WORK TO BE COMPLETED: Show every line in the records below that contains the word "disputes".

==== DATASET ENTRIES ====

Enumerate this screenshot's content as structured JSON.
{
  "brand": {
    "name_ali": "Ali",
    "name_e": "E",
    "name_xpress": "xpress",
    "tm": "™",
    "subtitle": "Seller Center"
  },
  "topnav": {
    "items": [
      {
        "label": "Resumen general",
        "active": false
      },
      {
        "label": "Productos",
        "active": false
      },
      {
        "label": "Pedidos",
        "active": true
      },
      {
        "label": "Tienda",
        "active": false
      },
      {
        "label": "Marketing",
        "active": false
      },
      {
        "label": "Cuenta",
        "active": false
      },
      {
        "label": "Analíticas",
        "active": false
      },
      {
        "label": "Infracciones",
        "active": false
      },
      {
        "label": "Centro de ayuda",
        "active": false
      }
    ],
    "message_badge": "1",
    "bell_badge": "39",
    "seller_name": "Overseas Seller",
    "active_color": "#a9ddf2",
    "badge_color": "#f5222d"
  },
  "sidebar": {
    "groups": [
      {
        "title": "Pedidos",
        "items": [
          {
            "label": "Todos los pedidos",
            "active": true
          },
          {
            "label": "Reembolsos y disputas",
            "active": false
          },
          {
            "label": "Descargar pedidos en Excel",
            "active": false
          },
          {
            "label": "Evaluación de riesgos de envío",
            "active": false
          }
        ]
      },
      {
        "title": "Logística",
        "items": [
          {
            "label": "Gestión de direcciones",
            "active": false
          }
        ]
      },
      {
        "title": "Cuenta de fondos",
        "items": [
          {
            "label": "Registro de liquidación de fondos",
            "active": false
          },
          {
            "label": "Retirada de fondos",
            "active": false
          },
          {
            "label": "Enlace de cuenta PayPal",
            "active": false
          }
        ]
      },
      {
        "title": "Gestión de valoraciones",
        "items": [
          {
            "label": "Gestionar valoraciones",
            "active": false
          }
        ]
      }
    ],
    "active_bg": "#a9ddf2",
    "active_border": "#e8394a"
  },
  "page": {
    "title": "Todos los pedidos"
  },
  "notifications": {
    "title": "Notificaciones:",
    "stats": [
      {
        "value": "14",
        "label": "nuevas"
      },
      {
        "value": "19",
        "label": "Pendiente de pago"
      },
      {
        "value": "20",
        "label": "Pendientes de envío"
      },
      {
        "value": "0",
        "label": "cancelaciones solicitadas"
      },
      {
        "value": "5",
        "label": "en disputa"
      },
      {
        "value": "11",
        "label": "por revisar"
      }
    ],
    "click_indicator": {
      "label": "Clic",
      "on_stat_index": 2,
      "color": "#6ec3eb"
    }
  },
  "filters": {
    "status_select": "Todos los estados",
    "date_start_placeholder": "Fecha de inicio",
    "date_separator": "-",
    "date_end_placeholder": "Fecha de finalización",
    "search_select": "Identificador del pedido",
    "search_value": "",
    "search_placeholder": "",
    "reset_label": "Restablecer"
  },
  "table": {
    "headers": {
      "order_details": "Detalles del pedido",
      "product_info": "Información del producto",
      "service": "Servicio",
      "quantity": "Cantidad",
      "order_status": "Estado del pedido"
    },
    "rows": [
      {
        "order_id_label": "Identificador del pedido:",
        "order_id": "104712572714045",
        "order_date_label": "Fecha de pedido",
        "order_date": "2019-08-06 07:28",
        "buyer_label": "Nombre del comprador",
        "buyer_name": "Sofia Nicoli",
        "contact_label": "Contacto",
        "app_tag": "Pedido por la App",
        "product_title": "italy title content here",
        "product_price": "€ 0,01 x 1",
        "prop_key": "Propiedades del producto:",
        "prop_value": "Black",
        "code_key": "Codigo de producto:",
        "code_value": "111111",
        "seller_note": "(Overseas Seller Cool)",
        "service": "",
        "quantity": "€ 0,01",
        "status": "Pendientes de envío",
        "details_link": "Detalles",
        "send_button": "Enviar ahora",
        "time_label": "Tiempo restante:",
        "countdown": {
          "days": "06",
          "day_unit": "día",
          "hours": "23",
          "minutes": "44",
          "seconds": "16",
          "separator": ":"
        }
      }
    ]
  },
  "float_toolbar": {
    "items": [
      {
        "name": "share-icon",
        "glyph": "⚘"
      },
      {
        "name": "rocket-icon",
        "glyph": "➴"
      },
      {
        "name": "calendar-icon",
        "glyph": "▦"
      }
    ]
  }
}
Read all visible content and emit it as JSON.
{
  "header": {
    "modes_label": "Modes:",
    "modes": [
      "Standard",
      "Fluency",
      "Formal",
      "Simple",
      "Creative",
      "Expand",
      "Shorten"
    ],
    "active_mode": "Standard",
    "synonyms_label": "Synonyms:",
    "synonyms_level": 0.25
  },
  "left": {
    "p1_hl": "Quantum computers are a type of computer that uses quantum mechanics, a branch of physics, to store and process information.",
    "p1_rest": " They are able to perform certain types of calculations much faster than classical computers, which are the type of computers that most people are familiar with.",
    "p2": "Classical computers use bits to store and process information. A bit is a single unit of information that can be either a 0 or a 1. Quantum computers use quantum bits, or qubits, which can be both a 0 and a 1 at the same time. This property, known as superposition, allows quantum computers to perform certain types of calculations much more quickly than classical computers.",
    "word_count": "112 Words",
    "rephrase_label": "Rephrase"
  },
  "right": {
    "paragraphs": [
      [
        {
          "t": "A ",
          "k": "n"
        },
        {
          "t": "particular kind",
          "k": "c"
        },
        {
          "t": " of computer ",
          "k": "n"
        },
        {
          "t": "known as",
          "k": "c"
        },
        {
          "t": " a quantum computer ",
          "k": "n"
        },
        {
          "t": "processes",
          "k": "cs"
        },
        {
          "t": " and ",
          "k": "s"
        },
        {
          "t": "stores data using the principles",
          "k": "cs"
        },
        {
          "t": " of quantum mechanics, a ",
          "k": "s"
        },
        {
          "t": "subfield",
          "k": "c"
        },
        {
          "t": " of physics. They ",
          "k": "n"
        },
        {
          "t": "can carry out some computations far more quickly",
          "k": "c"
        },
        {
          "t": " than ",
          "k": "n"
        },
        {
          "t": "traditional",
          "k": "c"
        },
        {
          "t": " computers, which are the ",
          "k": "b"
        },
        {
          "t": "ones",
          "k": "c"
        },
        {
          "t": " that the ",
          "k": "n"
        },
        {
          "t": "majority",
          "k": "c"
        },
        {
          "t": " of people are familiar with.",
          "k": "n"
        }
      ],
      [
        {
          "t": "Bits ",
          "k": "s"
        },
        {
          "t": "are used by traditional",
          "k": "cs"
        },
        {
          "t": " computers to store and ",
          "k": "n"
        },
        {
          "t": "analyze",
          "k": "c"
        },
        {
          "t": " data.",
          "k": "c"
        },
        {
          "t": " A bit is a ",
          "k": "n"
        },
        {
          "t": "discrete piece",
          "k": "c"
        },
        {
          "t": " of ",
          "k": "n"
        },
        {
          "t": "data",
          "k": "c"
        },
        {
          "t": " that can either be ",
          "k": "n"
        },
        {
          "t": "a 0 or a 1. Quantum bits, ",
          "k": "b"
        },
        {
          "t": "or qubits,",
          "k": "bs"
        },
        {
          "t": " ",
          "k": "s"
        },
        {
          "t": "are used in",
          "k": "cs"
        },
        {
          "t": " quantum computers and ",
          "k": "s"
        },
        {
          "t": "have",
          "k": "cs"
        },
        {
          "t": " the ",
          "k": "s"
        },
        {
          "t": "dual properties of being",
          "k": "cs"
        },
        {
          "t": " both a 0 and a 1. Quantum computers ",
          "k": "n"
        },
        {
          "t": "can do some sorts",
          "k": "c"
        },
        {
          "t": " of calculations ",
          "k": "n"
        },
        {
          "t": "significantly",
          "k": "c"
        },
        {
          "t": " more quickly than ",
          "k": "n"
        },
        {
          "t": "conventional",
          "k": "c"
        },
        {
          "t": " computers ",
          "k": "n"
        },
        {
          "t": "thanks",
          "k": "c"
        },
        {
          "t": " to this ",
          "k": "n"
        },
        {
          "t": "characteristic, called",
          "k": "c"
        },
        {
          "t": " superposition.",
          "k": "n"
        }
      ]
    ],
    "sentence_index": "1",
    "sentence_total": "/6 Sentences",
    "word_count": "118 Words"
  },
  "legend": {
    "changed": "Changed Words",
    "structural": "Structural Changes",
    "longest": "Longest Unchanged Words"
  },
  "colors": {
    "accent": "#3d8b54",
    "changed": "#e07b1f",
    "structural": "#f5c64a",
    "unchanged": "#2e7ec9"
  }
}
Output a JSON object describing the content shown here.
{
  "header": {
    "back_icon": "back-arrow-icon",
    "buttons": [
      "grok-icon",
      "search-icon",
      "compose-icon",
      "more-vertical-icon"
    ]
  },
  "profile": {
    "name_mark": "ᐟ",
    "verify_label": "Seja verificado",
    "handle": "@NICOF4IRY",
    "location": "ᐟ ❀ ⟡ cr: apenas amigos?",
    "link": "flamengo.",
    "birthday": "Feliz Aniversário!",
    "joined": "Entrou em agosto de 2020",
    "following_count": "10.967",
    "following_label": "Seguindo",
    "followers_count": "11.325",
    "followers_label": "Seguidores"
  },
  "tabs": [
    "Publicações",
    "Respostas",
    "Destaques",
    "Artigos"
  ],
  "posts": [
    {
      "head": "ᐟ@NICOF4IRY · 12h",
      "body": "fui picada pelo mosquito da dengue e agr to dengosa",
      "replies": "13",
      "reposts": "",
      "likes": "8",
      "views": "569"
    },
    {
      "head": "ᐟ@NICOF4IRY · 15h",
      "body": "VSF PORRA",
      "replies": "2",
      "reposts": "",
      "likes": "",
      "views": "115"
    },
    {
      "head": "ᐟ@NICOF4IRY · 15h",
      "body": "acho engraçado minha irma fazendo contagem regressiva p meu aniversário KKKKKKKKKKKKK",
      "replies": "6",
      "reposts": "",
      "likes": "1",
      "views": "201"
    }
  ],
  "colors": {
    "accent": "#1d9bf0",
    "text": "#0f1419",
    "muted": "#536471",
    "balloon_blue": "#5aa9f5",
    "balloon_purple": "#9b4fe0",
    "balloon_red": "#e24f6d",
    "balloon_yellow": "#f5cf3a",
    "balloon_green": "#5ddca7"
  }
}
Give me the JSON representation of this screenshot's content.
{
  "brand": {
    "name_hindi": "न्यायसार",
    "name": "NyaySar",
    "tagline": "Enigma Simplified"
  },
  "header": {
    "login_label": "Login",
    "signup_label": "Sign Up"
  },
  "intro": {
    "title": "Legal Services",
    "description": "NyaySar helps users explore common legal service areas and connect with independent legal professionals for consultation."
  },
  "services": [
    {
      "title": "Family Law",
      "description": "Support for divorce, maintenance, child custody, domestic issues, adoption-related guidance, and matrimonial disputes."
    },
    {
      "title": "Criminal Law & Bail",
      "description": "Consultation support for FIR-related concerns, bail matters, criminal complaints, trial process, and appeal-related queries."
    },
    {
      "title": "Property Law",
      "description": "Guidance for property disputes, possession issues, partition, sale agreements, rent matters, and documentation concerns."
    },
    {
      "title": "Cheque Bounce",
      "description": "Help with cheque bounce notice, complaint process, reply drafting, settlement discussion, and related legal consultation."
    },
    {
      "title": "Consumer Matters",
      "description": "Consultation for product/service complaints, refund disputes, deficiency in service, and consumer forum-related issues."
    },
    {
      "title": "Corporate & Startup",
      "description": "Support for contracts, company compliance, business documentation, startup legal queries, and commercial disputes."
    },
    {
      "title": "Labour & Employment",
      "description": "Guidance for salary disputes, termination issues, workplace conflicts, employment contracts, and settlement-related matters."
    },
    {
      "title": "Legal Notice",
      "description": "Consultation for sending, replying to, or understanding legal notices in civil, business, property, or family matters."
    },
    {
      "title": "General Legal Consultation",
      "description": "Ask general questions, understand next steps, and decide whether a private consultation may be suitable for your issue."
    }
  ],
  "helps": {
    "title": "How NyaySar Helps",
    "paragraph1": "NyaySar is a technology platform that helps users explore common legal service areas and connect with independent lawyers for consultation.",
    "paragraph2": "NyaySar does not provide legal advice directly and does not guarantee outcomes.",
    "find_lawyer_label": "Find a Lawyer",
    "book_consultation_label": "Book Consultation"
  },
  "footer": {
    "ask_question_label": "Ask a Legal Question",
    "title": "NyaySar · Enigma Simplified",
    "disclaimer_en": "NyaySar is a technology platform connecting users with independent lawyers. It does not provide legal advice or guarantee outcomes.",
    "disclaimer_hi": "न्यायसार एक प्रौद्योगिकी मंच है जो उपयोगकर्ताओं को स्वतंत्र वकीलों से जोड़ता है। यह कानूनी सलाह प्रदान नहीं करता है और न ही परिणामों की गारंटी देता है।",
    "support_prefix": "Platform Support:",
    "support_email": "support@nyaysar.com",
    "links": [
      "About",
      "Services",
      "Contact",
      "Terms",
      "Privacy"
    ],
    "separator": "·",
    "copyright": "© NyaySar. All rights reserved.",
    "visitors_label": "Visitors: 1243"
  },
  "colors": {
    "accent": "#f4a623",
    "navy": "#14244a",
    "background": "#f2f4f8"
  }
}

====

OUTPUT OF THE EXERCISE:
      "description": "Support for divorce, maintenance, child custody, domestic issues, adoption-related guidance, and matrimonial disputes."
      "description": "Guidance for property disputes, possession issues, partition, sale agreements, rent matters, and documentation concerns."
      "description": "Consultation for product/service complaints, refund disputes, deficiency in service, and consumer forum-related issues."
      "description": "Support for contracts, company compliance, business documentation, startup legal queries, and commercial disputes."
      "description": "Guidance for salary disputes, termination issues, workplace conflicts, employment contracts, and settlement-related matters."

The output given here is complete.